- [Items from an interface collection]
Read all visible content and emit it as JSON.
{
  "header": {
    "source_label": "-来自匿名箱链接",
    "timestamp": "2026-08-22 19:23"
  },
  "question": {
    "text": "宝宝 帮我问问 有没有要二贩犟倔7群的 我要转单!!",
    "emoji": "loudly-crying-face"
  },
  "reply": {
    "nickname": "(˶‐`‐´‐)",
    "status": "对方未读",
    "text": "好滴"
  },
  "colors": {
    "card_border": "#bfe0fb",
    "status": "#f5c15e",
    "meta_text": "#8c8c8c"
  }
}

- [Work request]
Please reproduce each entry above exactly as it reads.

- [Solved problem]
Read all visible content and emit it as JSON.
{
  "header": {
    "source_label": "-来自匿名箱链接",
    "timestamp": "2026-08-22 19:23"
  },
  "question": {
    "text": "宝宝 帮我问问 有没有要二贩犟倔7群的 我要转单!!",
    "emoji": "loudly-crying-face"
  },
  "reply": {
    "nickname": "(˶‐`‐´‐)",
    "status": "对方未读",
    "text": "好滴"
  },
  "colors": {
    "card_border": "#bfe0fb",
    "status": "#f5c15e",
    "meta_text": "#8c8c8c"
  }
}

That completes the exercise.